The Obama Administration's upgraded centerpiece refinance relief program, known as HARP 2.0, continues to get mixed reviews from skittish lenders harping about risk.
In the latest survey of senior loan officers, the Federal Reserve Board said lenders fear they may have to take back too many loans even from the improved HARP (Home Affordable Refinance Program) and they voiced problems associated with private mortgage insurance and second liens, which can kill a HARP deal.
Only a third of senior loan officers from 58 domestic banks and 23 U.S. branches of foreign banks reported that they were actively soliciting HARP 2.0 applications and were satisfying most demand as it comes in.
In contrast, nearly half indicated that they had very little participation in HARP 2.0, according to the Fed's latest "Senior Loan Officer Opinion Survey on Bank Lending Practices."
Available until Dec. 31, 2013, HARP allows qualifying homeowners with Fannie Mae or Freddie Mac mortgages made prior to June 1, 2009 to refinance to better rates and terms.
HARP's most beneficial provision allows refinancing for underwater mortgages - where the homeowner owes more than the home is worth - no matter how far underwater the homeowner is submerged, again, provided the homeowner qualifies.
While the government has stepped up financial incentives to lure more lenders to the HARP table, the program is voluntary and lenders aren't bum rushing to write the loans.
In the senior officer loan survey, similar to it findings about tight credit, reported here last week , the Fed found lenders shrinking away from HARP. Along with the more than 47 percent not participating, another 22.6 percent weren't actively soliciting applications, but would consider applications that came in.
Among the approximate 53 percent participating on some level, a majority anticipated that 60 percent or more of applications would be approved and successfully completed.
When asked what factors contributed to a bank's willingness or ability to offer HARP refinances :
Nearly 60 percent said the risk that GSE's (Fannie Mae and Freddie Mac) might force them to take the mortgage back was either somewhat important, very important or the most important.

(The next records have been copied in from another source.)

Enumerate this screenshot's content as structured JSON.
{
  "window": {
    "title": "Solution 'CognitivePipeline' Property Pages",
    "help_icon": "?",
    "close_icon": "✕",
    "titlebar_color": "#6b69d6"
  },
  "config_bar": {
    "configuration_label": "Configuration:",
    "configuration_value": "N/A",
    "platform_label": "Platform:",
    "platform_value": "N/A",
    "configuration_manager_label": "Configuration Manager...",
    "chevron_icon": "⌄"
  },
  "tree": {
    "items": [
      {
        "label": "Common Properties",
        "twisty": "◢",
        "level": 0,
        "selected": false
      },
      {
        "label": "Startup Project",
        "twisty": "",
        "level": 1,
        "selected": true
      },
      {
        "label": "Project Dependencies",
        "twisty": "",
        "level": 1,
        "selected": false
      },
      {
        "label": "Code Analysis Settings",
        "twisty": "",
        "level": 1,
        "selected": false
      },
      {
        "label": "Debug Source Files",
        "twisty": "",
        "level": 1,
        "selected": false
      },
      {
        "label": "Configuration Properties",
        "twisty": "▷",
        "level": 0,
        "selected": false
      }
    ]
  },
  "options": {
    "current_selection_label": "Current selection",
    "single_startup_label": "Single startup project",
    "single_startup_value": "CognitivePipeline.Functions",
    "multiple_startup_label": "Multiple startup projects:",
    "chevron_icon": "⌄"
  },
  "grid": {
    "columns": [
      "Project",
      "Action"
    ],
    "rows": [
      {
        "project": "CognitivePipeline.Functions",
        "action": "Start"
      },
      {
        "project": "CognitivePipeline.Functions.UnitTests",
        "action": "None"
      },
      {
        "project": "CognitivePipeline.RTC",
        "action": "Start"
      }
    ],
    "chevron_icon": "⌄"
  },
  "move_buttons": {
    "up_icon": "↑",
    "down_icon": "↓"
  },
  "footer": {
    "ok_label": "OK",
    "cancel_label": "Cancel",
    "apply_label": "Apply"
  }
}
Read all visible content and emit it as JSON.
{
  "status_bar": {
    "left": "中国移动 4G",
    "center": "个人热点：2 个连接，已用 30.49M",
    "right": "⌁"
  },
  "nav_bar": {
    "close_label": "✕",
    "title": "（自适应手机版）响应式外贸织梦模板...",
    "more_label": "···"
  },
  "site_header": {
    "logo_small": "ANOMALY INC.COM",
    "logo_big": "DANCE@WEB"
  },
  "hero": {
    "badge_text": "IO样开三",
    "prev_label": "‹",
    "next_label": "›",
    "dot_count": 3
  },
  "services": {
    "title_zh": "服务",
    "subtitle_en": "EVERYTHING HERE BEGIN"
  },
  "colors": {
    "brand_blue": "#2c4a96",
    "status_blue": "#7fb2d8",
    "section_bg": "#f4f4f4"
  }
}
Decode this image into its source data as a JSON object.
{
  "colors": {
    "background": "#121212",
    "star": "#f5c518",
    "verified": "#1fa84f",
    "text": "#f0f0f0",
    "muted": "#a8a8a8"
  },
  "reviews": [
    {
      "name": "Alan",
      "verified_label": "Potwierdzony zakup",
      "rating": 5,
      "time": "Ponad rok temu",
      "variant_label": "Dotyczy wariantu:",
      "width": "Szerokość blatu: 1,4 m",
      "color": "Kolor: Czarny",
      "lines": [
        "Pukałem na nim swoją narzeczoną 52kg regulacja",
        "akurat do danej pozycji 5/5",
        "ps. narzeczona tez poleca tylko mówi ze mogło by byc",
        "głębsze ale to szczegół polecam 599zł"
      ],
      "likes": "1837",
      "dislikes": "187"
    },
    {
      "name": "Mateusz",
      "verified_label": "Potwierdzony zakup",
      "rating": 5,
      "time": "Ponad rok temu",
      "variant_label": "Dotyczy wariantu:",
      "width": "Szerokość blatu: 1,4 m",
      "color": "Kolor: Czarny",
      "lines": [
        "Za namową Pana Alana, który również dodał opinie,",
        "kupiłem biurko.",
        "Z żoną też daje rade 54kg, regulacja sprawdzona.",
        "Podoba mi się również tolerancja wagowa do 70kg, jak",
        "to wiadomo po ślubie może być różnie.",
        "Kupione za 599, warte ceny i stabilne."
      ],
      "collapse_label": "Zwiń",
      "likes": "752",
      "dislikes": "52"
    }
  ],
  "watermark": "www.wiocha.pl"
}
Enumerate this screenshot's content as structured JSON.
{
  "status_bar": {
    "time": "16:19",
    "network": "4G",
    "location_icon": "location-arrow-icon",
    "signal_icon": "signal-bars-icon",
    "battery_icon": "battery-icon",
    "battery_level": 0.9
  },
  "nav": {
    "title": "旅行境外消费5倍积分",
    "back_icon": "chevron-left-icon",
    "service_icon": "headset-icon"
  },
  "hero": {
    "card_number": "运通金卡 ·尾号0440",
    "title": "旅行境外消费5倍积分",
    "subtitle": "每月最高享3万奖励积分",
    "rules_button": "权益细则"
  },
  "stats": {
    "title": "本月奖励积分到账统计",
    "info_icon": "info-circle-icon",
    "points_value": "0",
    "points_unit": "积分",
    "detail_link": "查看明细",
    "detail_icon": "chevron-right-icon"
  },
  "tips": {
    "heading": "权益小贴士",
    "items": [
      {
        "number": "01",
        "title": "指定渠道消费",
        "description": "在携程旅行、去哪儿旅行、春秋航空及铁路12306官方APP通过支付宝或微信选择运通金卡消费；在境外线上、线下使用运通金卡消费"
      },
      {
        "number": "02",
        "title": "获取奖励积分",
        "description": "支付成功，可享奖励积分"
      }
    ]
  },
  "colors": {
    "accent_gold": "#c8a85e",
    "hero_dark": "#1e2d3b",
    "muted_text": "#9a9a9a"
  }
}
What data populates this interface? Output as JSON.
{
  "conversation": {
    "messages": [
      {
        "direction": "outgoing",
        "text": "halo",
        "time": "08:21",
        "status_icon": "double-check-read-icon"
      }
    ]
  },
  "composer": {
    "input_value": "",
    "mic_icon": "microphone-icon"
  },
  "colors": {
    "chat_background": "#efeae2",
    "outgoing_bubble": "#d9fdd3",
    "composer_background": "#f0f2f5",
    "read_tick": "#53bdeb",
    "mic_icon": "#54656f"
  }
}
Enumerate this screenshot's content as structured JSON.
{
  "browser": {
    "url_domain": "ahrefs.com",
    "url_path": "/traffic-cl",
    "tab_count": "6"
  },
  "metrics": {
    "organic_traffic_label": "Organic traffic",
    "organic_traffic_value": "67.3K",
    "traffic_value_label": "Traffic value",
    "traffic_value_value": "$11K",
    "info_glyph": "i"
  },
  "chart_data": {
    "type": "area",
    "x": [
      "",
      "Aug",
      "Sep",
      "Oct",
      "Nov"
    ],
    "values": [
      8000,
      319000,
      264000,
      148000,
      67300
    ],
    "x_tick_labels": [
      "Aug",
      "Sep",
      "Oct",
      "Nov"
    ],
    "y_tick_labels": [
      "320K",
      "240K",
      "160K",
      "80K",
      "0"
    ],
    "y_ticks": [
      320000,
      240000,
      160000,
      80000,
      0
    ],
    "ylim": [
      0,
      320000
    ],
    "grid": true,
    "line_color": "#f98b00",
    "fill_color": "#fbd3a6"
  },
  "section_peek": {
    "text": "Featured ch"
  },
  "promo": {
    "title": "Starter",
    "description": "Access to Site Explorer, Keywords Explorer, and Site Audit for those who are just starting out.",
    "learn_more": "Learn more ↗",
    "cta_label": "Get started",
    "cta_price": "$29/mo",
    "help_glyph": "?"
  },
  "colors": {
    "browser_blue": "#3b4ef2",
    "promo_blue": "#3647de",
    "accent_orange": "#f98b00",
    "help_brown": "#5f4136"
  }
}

Fannie and Freddie buy mortgages bundled as securities. If they find fraudulent or fudged information on the application form, appraisal or other loan documents, they can force the lender to buy back the loan.
According to U.S. Treasury's Financial Crimes Enforcement Network (FinCEN) recent mortgage fraud analysis, forced mortgage purchases related to fraud were largely responsible for a 31 percent increase in mortgage fraud reports in 2011, compared to 2010.
More than 57 percent said difficulty in transferring private mortgage insurance coverage was either somewhat important, very important or the most important.
Borrowers whose lender pays mortgage insurance cannot participate in HARP. The borrower typically pays for mortgage insurance, which protects the lenders from the borrower failing to pay the loan. However, even if the borrower is paying the insurance, getting a new policy isn't easy. In the past year or so, governing states wrested control of operations of two major mortgage insurance operations. With fewer companies and greater market risk, some borrowers have been priced out or underwritten out of the market.
Also more than 57 percent said having a tough time obtaining re-subordination of a known second lien was either somewhat important, very important or the most important factor contributing to a bank's willingness or ability to offer HARP loans.
Re-subordination occurs when a homeowner wants to refinance a primary mortgage and keep the existing second mortgage in place. That could be difficult if the first is with one lender and the second with another. If the second doesn't give in, the first might consider the outside debt burden too risky - for both the lender and the borrower.
Sen. Robert Menendez (D-NJ) and Sen. Barbara Boxer (D-CA) were scheduled last week to introduce Responsible Homeowners Refinancing Act of 2012 , legislation designed to give still more homeowners a shot at a HARP refinance and address lenders concerns.
Senior loan officers were also asked about their bank's willingness or ability to refinance non-HARP underwater loans, even for those who have been current on their existing mortgages for at least 12 months - on of HARP's requirements.
Nearly 51 percent said they were doing very few such refinances and about 38 percent said they weren't trying to attract customers but were satisfying borrowers who applied.
Only 6 percent of the 53 banks that responded to the question said they were actively soliciting non-HARP refinances.